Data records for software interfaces
============
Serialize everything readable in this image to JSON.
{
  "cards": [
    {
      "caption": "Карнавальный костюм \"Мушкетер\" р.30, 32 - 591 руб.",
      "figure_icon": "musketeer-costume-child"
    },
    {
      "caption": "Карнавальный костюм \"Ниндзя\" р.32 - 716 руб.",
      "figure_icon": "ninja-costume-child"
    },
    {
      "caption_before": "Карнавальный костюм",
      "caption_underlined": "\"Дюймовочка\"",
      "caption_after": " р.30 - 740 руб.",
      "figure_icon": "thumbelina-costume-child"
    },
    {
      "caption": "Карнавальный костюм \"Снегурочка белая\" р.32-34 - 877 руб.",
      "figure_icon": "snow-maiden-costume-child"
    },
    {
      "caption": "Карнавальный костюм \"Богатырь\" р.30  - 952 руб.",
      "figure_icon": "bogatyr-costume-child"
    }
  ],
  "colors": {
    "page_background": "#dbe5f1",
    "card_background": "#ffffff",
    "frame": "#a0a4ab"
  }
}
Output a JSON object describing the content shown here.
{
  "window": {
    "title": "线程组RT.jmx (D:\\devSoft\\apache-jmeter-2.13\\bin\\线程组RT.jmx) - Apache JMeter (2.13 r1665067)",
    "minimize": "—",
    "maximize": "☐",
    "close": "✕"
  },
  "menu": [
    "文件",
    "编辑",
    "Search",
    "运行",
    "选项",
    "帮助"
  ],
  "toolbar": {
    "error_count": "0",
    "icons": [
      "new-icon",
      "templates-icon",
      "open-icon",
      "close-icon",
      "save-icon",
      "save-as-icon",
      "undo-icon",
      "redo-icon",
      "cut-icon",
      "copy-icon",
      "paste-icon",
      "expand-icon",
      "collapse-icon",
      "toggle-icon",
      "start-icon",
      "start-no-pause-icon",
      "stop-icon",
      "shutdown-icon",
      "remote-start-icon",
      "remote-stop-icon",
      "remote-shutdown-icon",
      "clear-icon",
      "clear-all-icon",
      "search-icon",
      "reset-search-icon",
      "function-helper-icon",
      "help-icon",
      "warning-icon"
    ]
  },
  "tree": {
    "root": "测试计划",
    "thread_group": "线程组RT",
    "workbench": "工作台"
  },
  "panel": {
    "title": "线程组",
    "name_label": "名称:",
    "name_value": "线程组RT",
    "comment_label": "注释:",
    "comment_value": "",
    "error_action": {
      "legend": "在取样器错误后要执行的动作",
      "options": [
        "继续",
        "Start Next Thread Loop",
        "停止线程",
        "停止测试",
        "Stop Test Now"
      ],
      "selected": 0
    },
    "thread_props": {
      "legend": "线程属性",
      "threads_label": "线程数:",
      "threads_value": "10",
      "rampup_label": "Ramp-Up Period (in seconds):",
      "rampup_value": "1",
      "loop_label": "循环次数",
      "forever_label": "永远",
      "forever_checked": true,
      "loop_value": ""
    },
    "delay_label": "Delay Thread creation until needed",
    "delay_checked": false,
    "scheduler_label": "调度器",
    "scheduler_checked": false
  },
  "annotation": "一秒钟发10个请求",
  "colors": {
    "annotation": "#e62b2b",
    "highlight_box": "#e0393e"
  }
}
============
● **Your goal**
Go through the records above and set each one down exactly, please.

● **Solved exercise**
Serialize everything readable in this image to JSON.
{
  "cards": [
    {
      "caption": "Карнавальный костюм \"Мушкетер\" р.30, 32 - 591 руб.",
      "figure_icon": "musketeer-costume-child"
    },
    {
      "caption": "Карнавальный костюм \"Ниндзя\" р.32 - 716 руб.",
      "figure_icon": "ninja-costume-child"
    },
    {
      "caption_before": "Карнавальный костюм",
      "caption_underlined": "\"Дюймовочка\"",
      "caption_after": " р.30 - 740 руб.",
      "figure_icon": "thumbelina-costume-child"
    },
    {
      "caption": "Карнавальный костюм \"Снегурочка белая\" р.32-34 - 877 руб.",
      "figure_icon": "snow-maiden-costume-child"
    },
    {
      "caption": "Карнавальный костюм \"Богатырь\" р.30  - 952 руб.",
      "figure_icon": "bogatyr-costume-child"
    }
  ],
  "colors": {
    "page_background": "#dbe5f1",
    "card_background": "#ffffff",
    "frame": "#a0a4ab"
  }
}
Output a JSON object describing the content shown here.
{
  "window": {
    "title": "线程组RT.jmx (D:\\devSoft\\apache-jmeter-2.13\\bin\\线程组RT.jmx) - Apache JMeter (2.13 r1665067)",
    "minimize": "—",
    "maximize": "☐",
    "close": "✕"
  },
  "menu": [
    "文件",
    "编辑",
    "Search",
    "运行",
    "选项",
    "帮助"
  ],
  "toolbar": {
    "error_count": "0",
    "icons": [
      "new-icon",
      "templates-icon",
      "open-icon",
      "close-icon",
      "save-icon",
      "save-as-icon",
      "undo-icon",
      "redo-icon",
      "cut-icon",
      "copy-icon",
      "paste-icon",
      "expand-icon",
      "collapse-icon",
      "toggle-icon",
      "start-icon",
      "start-no-pause-icon",
      "stop-icon",
      "shutdown-icon",
      "remote-start-icon",
      "remote-stop-icon",
      "remote-shutdown-icon",
      "clear-icon",
      "clear-all-icon",
      "search-icon",
      "reset-search-icon",
      "function-helper-icon",
      "help-icon",
      "warning-icon"
    ]
  },
  "tree": {
    "root": "测试计划",
    "thread_group": "线程组RT",
    "workbench": "工作台"
  },
  "panel": {
    "title": "线程组",
    "name_label": "名称:",
    "name_value": "线程组RT",
    "comment_label": "注释:",
    "comment_value": "",
    "error_action": {
      "legend": "在取样器错误后要执行的动作",
      "options": [
        "继续",
        "Start Next Thread Loop",
        "停止线程",
        "停止测试",
        "Stop Test Now"
      ],
      "selected": 0
    },
    "thread_props": {
      "legend": "线程属性",
      "threads_label": "线程数:",
      "threads_value": "10",
      "rampup_label": "Ramp-Up Period (in seconds):",
      "rampup_value": "1",
      "loop_label": "循环次数",
      "forever_label": "永远",
      "forever_checked": true,
      "loop_value": ""
    },
    "delay_label": "Delay Thread creation until needed",
    "delay_checked": false,
    "scheduler_label": "调度器",
    "scheduler_checked": false
  },
  "annotation": "一秒钟发10个请求",
  "colors": {
    "annotation": "#e62b2b",
    "highlight_box": "#e0393e"
  }
}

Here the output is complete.